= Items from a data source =
--
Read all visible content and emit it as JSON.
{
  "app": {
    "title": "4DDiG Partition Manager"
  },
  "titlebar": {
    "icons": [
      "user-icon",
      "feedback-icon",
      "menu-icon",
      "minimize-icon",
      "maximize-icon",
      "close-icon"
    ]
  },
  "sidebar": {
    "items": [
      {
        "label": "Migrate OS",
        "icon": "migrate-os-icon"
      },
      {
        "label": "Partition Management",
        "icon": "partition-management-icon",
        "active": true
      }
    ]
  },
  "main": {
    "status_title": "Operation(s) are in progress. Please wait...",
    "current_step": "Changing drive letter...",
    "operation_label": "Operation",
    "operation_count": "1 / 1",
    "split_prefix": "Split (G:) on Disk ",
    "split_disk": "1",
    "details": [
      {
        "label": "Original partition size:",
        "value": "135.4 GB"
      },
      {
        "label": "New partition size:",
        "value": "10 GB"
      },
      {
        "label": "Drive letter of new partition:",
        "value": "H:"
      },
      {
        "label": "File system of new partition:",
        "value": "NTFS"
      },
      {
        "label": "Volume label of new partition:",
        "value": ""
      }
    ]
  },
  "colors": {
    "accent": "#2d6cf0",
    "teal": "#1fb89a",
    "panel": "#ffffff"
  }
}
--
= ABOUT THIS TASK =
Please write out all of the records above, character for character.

= SOLVED EXERCISE =
Read all visible content and emit it as JSON.
{
  "app": {
    "title": "4DDiG Partition Manager"
  },
  "titlebar": {
    "icons": [
      "user-icon",
      "feedback-icon",
      "menu-icon",
      "minimize-icon",
      "maximize-icon",
      "close-icon"
    ]
  },
  "sidebar": {
    "items": [
      {
        "label": "Migrate OS",
        "icon": "migrate-os-icon"
      },
      {
        "label": "Partition Management",
        "icon": "partition-management-icon",
        "active": true
      }
    ]
  },
  "main": {
    "status_title": "Operation(s) are in progress. Please wait...",
    "current_step": "Changing drive letter...",
    "operation_label": "Operation",
    "operation_count": "1 / 1",
    "split_prefix": "Split (G:) on Disk ",
    "split_disk": "1",
    "details": [
      {
        "label": "Original partition size:",
        "value": "135.4 GB"
      },
      {
        "label": "New partition size:",
        "value": "10 GB"
      },
      {
        "label": "Drive letter of new partition:",
        "value": "H:"
      },
      {
        "label": "File system of new partition:",
        "value": "NTFS"
      },
      {
        "label": "Volume label of new partition:",
        "value": ""
      }
    ]
  },
  "colors": {
    "accent": "#2d6cf0",
    "teal": "#1fb89a",
    "panel": "#ffffff"
  }
}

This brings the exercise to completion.